GRUBER: I'm standing at the visitors' platform, 30 meters ? about 90 feet ? high, looking down at a sea of mirrors. All of their faces are facing up at the tower, and you can actually see the rays of sun emanating up from them, straight up at the tower above me. At the top, the sun is flashing the water into steam, and that steam is used to turn a turbine, and produce electricity. The 11-megawatt plant at the Solucar Solar Platform produces enough electricity for a nearby small town. But the site is growing; it's scheduled to expand to 2,500 acres of land and produce enough electricity for 150,000 people. Spain has two solar thermal plants completed and dozens more on the way. And with the experience they've gained over the past decade, Spanish companies have begun making the leap across the ocean.

HAYS: There are vast resources, many companies with capital, with technological know-how, that are going to have a lot of growth opportunities in the U.S.

GRUBER: Energy consultant Hays says Spanish companies are building turbine manufacturing plants, wind farms, and solar thermal plants in the U.S. He says Spaniards see this as another feather in their national cap.

HAYS: You had sort of national pride coming in Spain from Iberdrola going to the U.S., Gamesa going to the U.S., Acciona going all over the place.

GRUBER: Here in Spain, the government says it's on target to meet its next goal of thirty percent of electricity from renewable sources by 2020. But building wind and solar plants is only half the challenge. Until the current recession, Spain's economy grew rapidly over the last decade, and that means people are using a lot more energy.

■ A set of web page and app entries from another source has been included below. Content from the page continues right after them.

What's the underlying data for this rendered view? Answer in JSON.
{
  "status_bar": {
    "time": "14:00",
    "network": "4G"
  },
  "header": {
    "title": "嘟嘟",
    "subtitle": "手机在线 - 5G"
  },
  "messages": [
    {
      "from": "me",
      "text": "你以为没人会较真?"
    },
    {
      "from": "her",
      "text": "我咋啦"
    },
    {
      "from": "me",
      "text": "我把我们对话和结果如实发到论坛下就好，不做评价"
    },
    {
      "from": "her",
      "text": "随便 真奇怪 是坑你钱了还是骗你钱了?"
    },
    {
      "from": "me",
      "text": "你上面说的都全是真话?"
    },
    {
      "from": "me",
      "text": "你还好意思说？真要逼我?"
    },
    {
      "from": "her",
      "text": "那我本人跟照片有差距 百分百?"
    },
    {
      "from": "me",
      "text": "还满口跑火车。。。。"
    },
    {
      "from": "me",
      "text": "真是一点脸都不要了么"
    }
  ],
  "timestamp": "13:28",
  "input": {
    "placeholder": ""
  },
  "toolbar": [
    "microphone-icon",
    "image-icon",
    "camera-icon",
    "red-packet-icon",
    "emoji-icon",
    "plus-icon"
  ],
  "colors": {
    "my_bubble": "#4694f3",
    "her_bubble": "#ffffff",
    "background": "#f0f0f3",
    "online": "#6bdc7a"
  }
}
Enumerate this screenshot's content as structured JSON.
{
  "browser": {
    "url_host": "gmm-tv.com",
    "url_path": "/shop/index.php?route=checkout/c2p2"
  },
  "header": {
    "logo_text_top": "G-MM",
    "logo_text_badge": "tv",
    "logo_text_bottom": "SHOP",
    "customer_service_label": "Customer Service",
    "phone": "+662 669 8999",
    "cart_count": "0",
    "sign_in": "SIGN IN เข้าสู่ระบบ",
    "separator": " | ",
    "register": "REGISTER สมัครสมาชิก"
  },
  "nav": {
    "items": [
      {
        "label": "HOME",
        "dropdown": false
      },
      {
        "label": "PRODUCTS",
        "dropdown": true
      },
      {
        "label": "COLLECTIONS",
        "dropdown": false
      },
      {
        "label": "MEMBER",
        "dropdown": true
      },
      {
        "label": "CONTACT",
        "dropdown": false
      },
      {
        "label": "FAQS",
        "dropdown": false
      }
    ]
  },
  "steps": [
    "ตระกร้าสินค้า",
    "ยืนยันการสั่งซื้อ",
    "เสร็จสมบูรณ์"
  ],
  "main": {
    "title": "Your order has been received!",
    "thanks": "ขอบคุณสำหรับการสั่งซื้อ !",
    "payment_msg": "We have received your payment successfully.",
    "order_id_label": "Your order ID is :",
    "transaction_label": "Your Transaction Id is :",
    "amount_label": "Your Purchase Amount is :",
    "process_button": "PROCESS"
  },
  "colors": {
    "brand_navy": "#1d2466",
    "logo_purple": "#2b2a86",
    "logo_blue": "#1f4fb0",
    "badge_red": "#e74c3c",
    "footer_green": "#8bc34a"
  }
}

Again, Luis Jesus Sanchez, with the Spanish government.

SANCHEZ: For all that renewable power has grown, it's been eaten by the demand.

GRUBER: And managing demand, Sanchez says, is the Spanish government's next energy frontier. For The World, I'm Cynthia Graber, Madrid, Spain.